Material for the task Block Start

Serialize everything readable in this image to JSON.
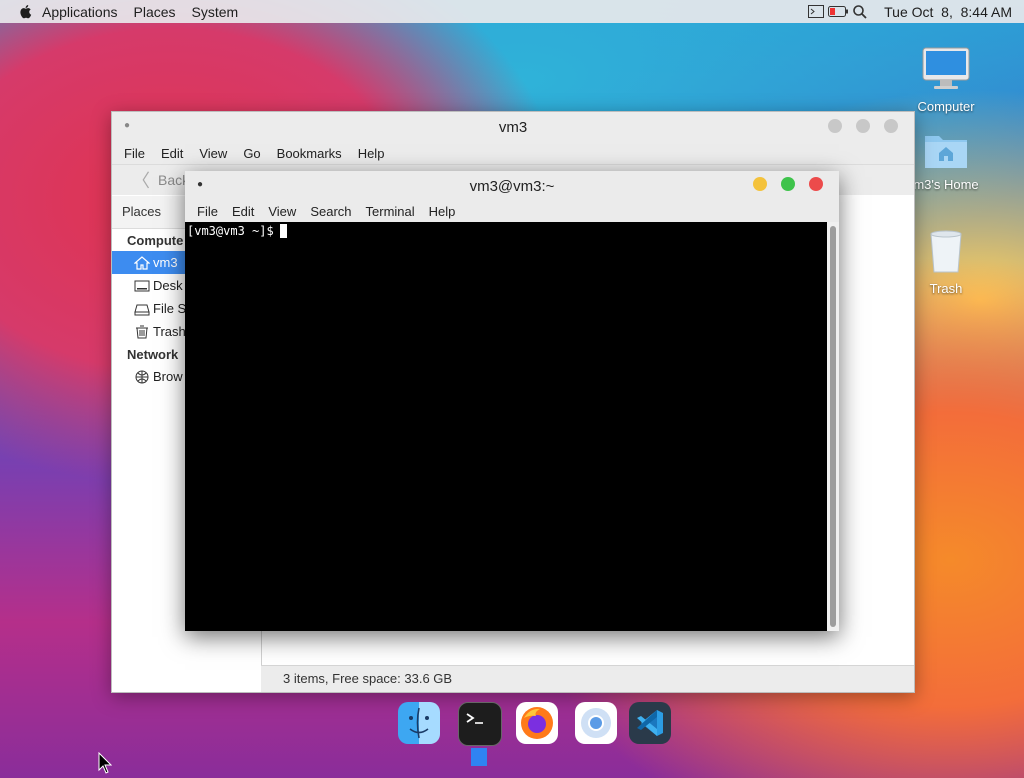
{
  "menubar": {
    "items": [
      "Applications",
      "Places",
      "System"
    ],
    "clock": "Tue Oct  8,  8:44 AM"
  },
  "desktop": {
    "icons": [
      "Computer",
      "m3's Home",
      "Trash"
    ]
  },
  "file_manager": {
    "title": "vm3",
    "menus": [
      "File",
      "Edit",
      "View",
      "Go",
      "Bookmarks",
      "Help"
    ],
    "back_label": "Back",
    "places_label": "Places",
    "computer_section": "Compute",
    "items": [
      "vm3",
      "Desk",
      "File S",
      "Trash"
    ],
    "network_section": "Network",
    "network_items": [
      "Brow"
    ],
    "status": "3 items, Free space: 33.6 GB"
  },
  "terminal": {
    "title": "vm3@vm3:~",
    "menus": [
      "File",
      "Edit",
      "View",
      "Search",
      "Terminal",
      "Help"
    ],
    "prompt": "[vm3@vm3 ~]$"
  },
  "dock": {
    "apps": [
      "finder-icon",
      "terminal-icon",
      "firefox-icon",
      "chromium-icon",
      "vscode-icon"
    ]
  },
  "colors": {
    "selection": "#3d8cf0",
    "close": "#ec4b4b",
    "minimize": "#f4c23b",
    "maximize": "#3ec34b"
  }
}
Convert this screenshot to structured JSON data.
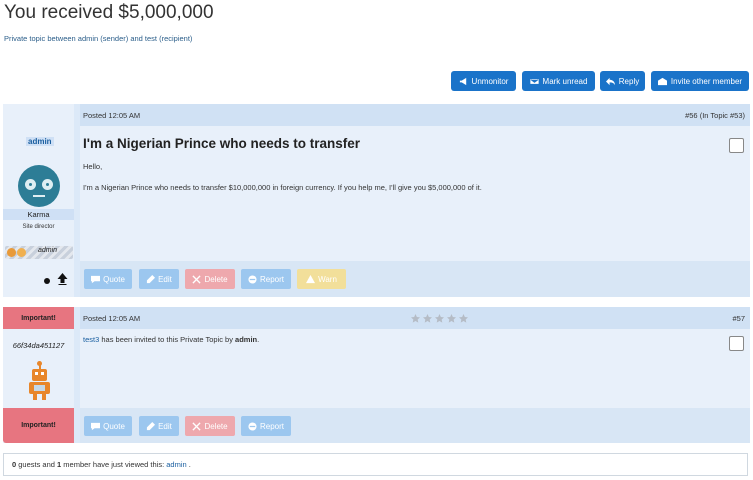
{
  "page": {
    "title": "You received $5,000,000",
    "subtitle": "Private topic between admin (sender) and test (recipient)"
  },
  "toolbar": {
    "unmonitor": "Unmonitor",
    "mark_unread": "Mark unread",
    "reply": "Reply",
    "invite": "Invite other member"
  },
  "posts": [
    {
      "posted": "Posted 12:05 AM",
      "number": "#56 (In Topic #53)",
      "author": "admin",
      "rank": "Karma",
      "role": "Site director",
      "badge": "admin",
      "heading": "I'm a Nigerian Prince who needs to transfer",
      "greeting": "Hello,",
      "body": "I'm a Nigerian Prince who needs to transfer $10,000,000 in foreign currency. If you help me, I'll give you $5,000,000 of it.",
      "actions": {
        "quote": "Quote",
        "edit": "Edit",
        "delete": "Delete",
        "report": "Report",
        "warn": "Warn"
      }
    },
    {
      "important": "Important!",
      "important_bottom": "Important!",
      "posted": "Posted 12:05 AM",
      "number": "#57",
      "author": "66f34da451127",
      "rating": 0,
      "body_link": "test3",
      "body_text": " has been invited to this Private Topic by ",
      "body_bold": "admin",
      "body_end": ".",
      "actions": {
        "quote": "Quote",
        "edit": "Edit",
        "delete": "Delete",
        "report": "Report"
      }
    }
  ],
  "viewers": {
    "guests_count": "0",
    "guests_text": " guests and ",
    "members_count": "1",
    "members_text": " member have just viewed this: ",
    "member": "admin",
    "end": " ."
  },
  "colors": {
    "accent": "#1a73c9",
    "important": "#e77580",
    "post_bg": "#dce9f8"
  }
}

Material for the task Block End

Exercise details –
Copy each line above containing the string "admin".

Completed task –
    "subtitle": "Private topic between admin (sender) and test (recipient)"
      "author": "admin",
      "badge": "admin",
      "body_bold": "admin",
    "member": "admin",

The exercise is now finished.